### Task objective
Your response should consist solely of the lines from the one containing "Convert this screenshot" through the final line of the entries, repeated exactly.

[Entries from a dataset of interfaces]
-*-*-
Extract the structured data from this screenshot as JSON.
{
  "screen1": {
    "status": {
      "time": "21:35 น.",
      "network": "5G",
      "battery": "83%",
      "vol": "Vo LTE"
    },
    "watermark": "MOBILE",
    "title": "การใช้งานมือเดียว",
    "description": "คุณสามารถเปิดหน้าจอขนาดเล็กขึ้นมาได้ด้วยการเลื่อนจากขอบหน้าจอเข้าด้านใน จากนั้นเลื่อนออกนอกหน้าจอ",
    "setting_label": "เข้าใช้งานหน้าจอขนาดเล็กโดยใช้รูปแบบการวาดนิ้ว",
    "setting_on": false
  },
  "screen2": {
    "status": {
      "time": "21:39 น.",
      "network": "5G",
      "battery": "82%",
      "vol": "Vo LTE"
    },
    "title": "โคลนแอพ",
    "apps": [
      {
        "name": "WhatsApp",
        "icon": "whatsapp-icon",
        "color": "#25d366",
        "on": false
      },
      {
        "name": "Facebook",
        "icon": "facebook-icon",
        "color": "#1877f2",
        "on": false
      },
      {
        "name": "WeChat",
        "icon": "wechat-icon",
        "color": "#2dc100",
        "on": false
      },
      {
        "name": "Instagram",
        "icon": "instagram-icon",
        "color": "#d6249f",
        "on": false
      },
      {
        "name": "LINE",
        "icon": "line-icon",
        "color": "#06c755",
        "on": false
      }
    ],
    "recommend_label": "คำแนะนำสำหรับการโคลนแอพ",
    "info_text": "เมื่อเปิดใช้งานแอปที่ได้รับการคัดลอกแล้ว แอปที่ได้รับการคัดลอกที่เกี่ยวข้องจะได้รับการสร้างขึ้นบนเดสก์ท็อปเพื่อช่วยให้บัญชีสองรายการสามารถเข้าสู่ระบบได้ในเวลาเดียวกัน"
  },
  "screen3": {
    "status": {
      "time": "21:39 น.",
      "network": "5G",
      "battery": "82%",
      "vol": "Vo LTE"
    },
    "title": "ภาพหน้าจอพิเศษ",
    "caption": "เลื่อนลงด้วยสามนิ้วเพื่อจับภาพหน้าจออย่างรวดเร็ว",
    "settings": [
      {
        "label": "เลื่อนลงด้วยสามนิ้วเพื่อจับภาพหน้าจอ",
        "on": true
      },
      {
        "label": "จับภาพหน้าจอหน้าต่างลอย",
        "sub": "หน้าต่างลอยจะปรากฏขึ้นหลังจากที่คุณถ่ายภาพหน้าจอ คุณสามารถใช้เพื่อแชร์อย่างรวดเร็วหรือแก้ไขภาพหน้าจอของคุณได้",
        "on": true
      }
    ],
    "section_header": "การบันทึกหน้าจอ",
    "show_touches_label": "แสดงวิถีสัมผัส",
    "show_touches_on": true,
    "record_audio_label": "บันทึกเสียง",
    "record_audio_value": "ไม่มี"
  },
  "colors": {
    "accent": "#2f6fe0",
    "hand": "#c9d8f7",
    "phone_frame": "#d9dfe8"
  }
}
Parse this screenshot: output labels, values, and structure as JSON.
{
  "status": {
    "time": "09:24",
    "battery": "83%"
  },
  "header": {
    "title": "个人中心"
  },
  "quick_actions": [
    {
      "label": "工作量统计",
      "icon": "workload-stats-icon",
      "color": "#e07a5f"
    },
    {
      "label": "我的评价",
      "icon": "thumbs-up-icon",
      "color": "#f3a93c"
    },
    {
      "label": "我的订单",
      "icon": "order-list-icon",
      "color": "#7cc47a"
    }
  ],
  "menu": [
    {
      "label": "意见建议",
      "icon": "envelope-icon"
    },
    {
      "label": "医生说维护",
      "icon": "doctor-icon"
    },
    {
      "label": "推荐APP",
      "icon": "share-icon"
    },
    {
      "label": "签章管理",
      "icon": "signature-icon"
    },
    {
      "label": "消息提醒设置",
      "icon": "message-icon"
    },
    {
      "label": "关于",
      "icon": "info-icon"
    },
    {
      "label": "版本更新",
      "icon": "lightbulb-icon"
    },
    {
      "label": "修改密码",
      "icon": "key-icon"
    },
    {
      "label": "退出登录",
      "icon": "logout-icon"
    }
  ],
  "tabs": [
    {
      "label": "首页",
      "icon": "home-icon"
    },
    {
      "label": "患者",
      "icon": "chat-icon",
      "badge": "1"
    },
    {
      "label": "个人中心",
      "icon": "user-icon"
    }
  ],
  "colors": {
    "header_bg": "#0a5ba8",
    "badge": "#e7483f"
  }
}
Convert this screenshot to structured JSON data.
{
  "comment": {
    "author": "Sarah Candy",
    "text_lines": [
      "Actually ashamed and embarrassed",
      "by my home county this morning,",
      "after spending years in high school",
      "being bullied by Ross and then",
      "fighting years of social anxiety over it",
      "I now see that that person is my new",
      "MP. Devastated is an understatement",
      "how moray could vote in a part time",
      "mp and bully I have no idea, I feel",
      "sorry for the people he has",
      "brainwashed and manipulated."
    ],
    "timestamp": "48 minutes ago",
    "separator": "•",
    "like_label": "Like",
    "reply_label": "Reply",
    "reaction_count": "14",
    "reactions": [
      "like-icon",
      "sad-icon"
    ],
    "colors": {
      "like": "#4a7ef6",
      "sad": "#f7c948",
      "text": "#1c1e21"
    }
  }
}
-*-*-
### Task output
Convert this screenshot to structured JSON data.
{
  "comment": {
    "author": "Sarah Candy",
    "text_lines": [
      "Actually ashamed and embarrassed",
      "by my home county this morning,",
      "after spending years in high school",
      "being bullied by Ross and then",
      "fighting years of social anxiety over it",
      "I now see that that person is my new",
      "MP. Devastated is an understatement",
      "how moray could vote in a part time",
      "mp and bully I have no idea, I feel",
      "sorry for the people he has",
      "brainwashed and manipulated."
    ],
    "timestamp": "48 minutes ago",
    "separator": "•",
    "like_label": "Like",
    "reply_label": "Reply",
    "reaction_count": "14",
    "reactions": [
      "like-icon",
      "sad-icon"
    ],
    "colors": {
      "like": "#4a7ef6",
      "sad": "#f7c948",
      "text": "#1c1e21"
    }
  }
}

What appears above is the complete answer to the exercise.